== LISTED ENTRIES

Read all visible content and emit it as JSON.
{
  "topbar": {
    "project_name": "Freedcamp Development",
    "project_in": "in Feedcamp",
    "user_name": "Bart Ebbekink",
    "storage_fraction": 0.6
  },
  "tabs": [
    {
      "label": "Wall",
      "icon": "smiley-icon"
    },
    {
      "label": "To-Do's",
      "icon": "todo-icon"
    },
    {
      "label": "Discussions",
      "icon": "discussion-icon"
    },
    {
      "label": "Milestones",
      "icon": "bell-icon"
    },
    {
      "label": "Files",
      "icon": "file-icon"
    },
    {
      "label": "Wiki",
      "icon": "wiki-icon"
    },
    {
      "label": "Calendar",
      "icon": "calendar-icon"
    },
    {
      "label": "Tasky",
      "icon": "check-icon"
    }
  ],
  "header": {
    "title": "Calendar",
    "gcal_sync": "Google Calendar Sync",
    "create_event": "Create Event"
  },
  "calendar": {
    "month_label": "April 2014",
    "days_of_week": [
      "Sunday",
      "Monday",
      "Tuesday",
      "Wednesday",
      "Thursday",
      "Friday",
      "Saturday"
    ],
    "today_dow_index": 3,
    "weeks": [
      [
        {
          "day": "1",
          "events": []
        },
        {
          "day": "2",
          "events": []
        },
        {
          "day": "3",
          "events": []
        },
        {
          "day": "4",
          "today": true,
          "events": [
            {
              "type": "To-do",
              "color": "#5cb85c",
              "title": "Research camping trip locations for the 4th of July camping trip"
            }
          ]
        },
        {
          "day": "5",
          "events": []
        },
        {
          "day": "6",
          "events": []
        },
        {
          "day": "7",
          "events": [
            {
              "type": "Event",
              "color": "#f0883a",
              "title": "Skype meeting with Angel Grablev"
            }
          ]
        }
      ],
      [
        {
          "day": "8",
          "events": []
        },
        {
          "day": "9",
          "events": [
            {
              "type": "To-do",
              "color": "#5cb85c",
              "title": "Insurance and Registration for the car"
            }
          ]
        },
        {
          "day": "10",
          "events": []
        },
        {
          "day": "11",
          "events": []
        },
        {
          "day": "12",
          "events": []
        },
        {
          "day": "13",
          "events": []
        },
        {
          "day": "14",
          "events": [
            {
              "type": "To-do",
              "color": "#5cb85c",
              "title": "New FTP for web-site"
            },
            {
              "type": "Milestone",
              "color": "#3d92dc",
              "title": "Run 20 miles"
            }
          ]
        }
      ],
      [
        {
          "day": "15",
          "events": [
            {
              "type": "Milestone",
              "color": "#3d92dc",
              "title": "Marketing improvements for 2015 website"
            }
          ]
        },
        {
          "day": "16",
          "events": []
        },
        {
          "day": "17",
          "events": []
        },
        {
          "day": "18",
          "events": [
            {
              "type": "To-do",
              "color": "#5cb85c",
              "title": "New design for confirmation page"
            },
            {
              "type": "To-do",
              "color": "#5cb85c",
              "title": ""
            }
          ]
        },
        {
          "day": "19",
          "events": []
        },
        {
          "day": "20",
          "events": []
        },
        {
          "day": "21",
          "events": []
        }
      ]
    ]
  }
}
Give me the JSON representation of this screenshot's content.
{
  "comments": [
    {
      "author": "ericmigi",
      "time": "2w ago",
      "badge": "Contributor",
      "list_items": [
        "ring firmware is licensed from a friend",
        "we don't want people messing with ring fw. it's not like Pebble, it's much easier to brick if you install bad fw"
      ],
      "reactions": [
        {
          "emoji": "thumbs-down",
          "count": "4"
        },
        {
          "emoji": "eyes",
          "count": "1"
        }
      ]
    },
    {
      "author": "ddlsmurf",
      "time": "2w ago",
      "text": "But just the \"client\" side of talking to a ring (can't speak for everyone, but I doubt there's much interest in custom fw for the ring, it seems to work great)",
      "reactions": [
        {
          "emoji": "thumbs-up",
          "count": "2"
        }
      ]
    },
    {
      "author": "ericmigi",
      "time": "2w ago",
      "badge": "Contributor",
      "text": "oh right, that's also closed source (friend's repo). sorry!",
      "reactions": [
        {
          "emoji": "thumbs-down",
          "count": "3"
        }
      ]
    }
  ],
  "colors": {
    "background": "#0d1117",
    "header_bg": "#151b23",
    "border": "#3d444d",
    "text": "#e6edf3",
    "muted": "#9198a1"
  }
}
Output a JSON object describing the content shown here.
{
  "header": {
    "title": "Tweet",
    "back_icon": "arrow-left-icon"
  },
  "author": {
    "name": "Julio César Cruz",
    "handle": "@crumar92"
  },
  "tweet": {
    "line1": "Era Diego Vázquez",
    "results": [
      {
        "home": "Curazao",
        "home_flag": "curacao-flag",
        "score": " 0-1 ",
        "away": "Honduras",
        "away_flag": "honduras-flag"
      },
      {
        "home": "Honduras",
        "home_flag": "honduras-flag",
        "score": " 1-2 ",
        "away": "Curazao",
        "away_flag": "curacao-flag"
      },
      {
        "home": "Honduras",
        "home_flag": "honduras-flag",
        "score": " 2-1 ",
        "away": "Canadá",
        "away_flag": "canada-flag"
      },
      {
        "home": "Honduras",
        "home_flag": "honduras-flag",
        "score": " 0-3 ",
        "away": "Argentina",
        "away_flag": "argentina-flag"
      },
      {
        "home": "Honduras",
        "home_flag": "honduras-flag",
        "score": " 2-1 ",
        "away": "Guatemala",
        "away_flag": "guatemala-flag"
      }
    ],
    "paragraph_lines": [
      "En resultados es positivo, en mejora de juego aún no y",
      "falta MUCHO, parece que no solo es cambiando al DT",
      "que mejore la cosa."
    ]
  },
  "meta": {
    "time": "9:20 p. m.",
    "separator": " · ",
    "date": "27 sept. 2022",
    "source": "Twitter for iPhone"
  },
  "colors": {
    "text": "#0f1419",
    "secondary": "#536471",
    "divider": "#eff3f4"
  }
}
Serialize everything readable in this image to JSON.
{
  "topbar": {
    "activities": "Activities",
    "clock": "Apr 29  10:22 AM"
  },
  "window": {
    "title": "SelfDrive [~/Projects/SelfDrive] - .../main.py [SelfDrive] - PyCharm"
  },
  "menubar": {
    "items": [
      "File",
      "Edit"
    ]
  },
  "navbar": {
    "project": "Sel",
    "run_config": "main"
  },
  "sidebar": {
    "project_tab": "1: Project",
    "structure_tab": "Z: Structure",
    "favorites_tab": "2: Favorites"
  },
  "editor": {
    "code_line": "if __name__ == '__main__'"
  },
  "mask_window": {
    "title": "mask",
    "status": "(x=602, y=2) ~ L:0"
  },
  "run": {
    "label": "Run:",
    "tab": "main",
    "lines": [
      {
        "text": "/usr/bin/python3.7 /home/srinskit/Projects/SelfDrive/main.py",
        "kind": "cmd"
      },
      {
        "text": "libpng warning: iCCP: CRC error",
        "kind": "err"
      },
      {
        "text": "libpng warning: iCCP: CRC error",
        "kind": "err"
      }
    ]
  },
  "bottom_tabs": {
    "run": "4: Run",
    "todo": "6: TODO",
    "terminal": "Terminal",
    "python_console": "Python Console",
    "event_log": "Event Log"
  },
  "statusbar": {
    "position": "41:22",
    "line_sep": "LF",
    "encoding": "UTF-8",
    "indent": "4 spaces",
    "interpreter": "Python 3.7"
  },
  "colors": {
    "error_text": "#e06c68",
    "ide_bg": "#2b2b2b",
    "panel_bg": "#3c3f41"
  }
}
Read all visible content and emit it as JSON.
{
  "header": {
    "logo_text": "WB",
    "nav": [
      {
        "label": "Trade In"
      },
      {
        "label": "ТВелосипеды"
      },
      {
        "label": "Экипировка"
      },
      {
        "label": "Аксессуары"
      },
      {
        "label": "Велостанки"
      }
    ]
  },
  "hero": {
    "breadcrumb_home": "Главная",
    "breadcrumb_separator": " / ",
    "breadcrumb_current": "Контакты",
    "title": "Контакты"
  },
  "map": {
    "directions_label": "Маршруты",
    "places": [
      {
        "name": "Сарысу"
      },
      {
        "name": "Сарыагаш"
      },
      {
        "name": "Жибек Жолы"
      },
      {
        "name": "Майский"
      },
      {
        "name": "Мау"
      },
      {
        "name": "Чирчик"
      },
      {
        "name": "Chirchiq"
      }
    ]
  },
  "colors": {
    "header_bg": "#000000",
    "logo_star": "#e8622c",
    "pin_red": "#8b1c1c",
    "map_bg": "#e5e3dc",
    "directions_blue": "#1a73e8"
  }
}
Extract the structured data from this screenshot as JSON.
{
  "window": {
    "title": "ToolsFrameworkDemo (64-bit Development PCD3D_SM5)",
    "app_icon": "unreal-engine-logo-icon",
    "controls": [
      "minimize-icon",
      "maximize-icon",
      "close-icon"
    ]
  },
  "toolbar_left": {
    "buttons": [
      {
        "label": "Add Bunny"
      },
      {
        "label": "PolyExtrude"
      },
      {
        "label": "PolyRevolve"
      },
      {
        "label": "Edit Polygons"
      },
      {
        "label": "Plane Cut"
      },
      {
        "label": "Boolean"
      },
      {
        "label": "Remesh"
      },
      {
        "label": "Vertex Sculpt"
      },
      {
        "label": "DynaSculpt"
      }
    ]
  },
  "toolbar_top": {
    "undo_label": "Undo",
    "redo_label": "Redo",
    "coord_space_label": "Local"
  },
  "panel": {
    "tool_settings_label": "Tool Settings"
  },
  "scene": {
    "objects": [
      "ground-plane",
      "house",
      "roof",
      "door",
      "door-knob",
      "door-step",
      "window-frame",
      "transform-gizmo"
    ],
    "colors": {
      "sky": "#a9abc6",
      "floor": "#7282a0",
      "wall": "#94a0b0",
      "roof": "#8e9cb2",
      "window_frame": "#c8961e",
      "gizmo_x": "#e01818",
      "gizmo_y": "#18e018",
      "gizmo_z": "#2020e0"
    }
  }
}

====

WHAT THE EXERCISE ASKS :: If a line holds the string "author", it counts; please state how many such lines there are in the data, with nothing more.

REPLY :: 4